SOURCE RECORDS: Begin

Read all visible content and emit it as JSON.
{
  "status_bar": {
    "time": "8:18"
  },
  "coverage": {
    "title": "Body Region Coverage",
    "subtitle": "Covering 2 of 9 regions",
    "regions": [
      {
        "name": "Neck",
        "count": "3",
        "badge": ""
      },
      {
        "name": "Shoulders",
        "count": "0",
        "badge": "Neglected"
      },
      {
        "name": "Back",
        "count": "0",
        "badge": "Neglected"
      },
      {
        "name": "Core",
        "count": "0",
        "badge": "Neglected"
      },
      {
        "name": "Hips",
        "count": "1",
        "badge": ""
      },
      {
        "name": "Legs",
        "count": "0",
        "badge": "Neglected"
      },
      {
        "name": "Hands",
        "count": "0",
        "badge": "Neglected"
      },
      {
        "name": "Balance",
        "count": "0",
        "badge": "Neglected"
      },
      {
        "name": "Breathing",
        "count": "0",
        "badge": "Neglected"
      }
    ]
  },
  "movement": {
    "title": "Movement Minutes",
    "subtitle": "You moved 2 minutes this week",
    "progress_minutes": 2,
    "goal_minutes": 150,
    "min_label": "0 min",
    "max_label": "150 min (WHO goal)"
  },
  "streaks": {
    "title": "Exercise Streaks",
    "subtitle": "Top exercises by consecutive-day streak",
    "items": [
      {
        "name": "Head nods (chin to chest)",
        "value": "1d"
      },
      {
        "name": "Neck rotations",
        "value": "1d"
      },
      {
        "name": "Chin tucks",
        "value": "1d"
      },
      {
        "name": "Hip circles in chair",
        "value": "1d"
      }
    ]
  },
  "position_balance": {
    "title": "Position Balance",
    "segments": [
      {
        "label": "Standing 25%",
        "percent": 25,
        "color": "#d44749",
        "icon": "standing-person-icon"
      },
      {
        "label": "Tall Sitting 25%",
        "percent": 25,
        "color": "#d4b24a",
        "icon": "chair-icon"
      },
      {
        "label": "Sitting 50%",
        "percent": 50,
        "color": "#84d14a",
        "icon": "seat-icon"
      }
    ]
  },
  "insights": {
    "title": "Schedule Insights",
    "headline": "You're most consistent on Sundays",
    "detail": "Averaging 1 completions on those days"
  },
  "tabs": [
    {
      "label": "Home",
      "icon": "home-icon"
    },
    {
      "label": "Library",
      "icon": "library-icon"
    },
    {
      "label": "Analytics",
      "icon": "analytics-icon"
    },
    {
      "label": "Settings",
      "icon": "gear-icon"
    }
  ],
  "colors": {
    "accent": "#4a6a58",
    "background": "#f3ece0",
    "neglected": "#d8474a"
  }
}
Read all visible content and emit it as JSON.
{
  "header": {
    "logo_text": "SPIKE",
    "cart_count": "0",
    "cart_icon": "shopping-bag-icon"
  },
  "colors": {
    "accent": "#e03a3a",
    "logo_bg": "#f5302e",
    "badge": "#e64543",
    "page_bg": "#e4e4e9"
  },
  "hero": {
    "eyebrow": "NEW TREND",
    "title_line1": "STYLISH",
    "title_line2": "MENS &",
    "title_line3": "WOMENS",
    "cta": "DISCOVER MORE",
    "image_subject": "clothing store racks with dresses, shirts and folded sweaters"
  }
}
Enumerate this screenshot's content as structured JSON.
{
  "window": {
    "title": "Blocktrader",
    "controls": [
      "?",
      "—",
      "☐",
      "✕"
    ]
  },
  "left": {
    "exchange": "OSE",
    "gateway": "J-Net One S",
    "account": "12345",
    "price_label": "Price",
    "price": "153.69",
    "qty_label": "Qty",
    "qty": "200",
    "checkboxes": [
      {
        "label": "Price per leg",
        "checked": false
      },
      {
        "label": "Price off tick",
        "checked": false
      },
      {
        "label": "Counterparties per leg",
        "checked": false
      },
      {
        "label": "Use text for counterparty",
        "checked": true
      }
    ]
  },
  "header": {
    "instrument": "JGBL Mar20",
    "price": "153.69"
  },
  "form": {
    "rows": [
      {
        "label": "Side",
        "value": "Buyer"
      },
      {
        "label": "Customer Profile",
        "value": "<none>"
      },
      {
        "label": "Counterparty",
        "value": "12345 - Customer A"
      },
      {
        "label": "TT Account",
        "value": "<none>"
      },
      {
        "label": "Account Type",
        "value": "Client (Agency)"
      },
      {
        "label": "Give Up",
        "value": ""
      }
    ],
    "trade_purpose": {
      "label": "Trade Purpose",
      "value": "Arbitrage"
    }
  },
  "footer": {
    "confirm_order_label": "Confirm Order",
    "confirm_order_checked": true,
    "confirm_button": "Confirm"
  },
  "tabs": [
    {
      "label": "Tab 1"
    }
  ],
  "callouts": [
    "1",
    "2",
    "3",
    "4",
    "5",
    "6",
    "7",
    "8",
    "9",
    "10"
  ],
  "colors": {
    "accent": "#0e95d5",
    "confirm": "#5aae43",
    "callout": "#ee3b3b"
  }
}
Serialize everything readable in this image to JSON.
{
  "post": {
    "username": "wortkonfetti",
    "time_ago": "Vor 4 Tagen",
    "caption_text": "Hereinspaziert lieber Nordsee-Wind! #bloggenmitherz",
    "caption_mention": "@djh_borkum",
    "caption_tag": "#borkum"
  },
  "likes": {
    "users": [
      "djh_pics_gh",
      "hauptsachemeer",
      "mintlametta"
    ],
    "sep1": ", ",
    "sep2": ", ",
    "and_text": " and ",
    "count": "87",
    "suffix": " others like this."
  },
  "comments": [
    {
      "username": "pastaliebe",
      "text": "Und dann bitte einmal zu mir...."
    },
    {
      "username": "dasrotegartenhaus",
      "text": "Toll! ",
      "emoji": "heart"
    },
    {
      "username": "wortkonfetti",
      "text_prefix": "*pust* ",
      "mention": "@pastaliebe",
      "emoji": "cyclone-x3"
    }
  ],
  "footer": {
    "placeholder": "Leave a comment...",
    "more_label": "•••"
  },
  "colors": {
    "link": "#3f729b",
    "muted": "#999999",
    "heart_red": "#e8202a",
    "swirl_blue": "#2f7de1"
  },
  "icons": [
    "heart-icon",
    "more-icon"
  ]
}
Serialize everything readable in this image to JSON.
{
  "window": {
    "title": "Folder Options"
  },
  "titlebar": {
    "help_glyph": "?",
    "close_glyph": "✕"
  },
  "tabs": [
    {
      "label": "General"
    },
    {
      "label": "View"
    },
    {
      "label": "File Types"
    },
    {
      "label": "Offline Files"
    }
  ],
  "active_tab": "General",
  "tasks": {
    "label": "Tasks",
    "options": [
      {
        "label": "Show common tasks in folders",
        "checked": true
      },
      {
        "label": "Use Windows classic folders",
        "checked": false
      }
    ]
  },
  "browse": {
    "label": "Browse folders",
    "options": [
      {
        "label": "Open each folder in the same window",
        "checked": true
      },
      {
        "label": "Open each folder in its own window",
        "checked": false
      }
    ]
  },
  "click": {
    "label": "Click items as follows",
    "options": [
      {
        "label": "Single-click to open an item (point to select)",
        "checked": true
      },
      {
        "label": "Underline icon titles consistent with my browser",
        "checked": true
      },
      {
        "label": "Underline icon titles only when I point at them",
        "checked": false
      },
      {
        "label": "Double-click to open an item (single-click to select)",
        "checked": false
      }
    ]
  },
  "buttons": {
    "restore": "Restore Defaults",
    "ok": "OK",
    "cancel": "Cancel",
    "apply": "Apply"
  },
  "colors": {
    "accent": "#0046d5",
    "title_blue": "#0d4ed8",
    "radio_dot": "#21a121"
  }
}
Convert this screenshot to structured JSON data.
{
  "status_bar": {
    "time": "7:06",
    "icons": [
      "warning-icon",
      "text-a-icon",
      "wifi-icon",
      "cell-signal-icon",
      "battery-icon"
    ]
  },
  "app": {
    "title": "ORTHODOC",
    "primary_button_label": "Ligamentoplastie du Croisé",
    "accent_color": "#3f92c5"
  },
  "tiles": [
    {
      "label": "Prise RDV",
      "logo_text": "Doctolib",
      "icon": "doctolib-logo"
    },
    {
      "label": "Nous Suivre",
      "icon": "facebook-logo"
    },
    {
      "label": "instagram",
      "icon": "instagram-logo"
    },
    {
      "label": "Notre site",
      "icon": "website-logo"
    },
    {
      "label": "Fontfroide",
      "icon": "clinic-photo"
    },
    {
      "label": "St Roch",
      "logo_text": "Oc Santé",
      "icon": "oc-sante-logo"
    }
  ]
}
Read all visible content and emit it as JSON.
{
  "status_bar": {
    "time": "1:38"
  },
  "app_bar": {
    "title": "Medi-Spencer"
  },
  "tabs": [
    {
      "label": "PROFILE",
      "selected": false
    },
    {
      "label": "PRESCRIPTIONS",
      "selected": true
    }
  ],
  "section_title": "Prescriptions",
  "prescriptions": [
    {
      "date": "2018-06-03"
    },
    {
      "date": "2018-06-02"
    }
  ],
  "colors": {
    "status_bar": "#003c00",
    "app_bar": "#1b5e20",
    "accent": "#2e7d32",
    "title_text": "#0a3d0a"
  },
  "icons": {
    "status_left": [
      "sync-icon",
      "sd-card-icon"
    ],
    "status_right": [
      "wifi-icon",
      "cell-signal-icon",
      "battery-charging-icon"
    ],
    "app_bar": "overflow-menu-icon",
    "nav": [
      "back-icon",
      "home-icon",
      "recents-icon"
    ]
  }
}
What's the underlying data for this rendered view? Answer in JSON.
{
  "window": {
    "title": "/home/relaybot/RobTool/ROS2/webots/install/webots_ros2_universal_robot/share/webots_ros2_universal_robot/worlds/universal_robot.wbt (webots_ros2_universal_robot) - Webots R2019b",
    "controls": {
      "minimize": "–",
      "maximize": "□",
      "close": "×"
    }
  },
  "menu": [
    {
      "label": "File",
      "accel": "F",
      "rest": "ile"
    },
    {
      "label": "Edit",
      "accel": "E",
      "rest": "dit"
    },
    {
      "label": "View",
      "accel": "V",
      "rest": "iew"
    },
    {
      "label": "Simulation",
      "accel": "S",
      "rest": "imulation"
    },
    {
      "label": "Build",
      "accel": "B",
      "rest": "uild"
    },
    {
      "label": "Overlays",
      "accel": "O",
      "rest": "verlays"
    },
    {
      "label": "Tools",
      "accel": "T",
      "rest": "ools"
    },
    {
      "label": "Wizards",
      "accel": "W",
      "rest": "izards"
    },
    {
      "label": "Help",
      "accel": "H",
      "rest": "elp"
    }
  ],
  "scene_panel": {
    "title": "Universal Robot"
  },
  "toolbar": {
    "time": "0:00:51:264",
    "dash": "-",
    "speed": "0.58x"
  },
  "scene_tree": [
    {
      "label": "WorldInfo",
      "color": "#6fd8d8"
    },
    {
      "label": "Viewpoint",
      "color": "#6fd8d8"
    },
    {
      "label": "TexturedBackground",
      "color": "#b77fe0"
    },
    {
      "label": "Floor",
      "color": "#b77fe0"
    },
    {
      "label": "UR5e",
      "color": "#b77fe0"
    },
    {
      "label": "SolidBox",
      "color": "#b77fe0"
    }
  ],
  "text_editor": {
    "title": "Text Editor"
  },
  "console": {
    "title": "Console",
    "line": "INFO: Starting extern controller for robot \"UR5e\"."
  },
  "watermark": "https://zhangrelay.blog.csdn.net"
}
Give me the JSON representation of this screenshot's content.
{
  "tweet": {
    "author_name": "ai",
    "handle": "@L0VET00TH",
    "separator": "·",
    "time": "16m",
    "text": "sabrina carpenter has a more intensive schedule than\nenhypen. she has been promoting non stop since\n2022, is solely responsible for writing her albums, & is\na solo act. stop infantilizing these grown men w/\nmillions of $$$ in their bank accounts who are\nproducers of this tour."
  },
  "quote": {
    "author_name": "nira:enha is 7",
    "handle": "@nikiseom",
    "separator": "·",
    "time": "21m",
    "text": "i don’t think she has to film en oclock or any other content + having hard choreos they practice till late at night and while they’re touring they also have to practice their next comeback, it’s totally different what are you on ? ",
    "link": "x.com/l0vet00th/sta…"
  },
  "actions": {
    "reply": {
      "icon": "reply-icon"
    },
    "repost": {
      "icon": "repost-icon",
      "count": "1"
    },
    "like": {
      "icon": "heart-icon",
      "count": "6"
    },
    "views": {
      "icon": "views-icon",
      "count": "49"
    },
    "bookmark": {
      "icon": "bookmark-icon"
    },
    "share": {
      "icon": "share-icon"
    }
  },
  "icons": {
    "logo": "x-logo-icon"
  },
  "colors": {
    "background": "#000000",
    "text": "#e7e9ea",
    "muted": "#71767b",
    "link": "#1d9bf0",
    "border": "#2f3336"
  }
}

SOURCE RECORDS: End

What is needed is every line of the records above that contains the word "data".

SOLUTION –
Convert this screenshot to structured JSON data.
What's the underlying data for this rendered view? Answer in JSON.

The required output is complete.